I love Election Day morning – it's a time when everything is possible. With only pre-election polls available, you can imagine each and every scenario. Did the Republican 72-hour get out their vote effort succeed and blunt Democratic gains in the House and Senate – or did the Democrats make the biggest gains since the Republican mid-term victories in 1994 or even 1946? What was the impact of President Bush's low approval rating (which averages 38% in recent polls)? And, of course, what about the war in Iraq, voters' most important national issue? Maybe it will be all local issues in the end.
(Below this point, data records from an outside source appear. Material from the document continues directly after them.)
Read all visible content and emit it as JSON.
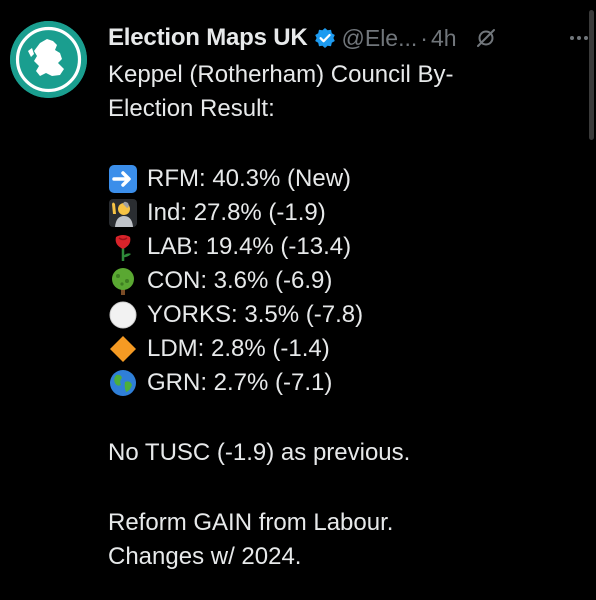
{
  "post": {
    "author_name": "Election Maps UK",
    "handle": "@Ele...",
    "separator": "·",
    "time": "4h",
    "body_lines": [
      "Keppel (Rotherham) Council By-",
      "Election Result:"
    ],
    "results": [
      {
        "label": "RFM: 40.3% (New)",
        "icon": "right-arrow-emoji"
      },
      {
        "label": "Ind: 27.8% (-1.9)",
        "icon": "raised-hand-person-emoji"
      },
      {
        "label": "LAB: 19.4% (-13.4)",
        "icon": "rose-emoji"
      },
      {
        "label": "CON: 3.6% (-6.9)",
        "icon": "tree-emoji"
      },
      {
        "label": "YORKS: 3.5% (-7.8)",
        "icon": "white-circle-emoji"
      },
      {
        "label": "LDM: 2.8% (-1.4)",
        "icon": "orange-diamond-emoji"
      },
      {
        "label": "GRN: 2.7% (-7.1)",
        "icon": "globe-emoji"
      }
    ],
    "note": "No TUSC (-1.9) as previous.",
    "footer_lines": [
      "Reform GAIN from Labour.",
      "Changes w/ 2024."
    ]
  },
  "colors": {
    "background": "#000000",
    "text": "#e7e9ea",
    "muted": "#71767b",
    "verified": "#1d9bf0",
    "avatar": "#1a9e8f"
  }
}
Those infinite scenarios start disappearing as soon as we have data, of course, and those data are the early exit polls. This year, however, the period of infinite possibilities will be a bit longer. Members of the National Election Poll (including CBS) have agreed not to receive any data at all until 5 p.m. Extra care is being taken to prevent leaks, including the establishment of a "Quarantine Room" where two members of each member news organization will spend the day reviewing the information and insuring that there is good data quality. I won't be in that room (two other very talented people will), so I can spend the day (at least until 5 p.m.) imagining all alternatives.
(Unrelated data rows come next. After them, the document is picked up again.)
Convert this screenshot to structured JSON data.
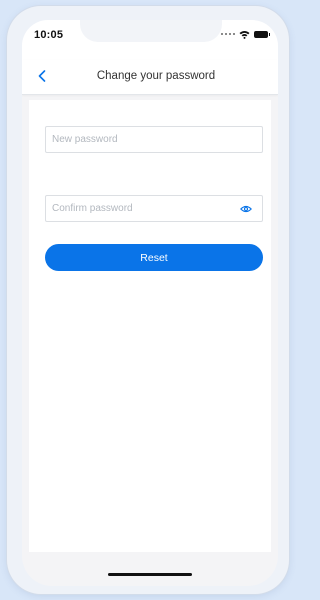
{
  "status_bar": {
    "time": "10:05"
  },
  "nav": {
    "title": "Change your password",
    "back_icon": "chevron-left-icon"
  },
  "form": {
    "new_password": {
      "value": "",
      "placeholder": "New password"
    },
    "confirm_password": {
      "value": "",
      "placeholder": "Confirm password",
      "toggle_icon": "eye-icon"
    },
    "reset_label": "Reset"
  },
  "colors": {
    "accent": "#0a74e8",
    "page_background": "#d8e6f8"
  }
}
After 5 p.m. the possibilities will narrow. I'll be sitting in the CBS News Decision Room with several brilliant statisticians, political scientists, and political mavens, looking at the results, and projecting the election results. We'll use the exit polls, but we will also use polls of absentee voters, actual votes in sample precincts and throughout the state to make projections. We won't make a projection until all the polls have closed in a state, and if we aren't sure, we won't do it even then. If a race is close, we'll wait for more information, and with all the concerns about slow vote counts that could be a long, long time!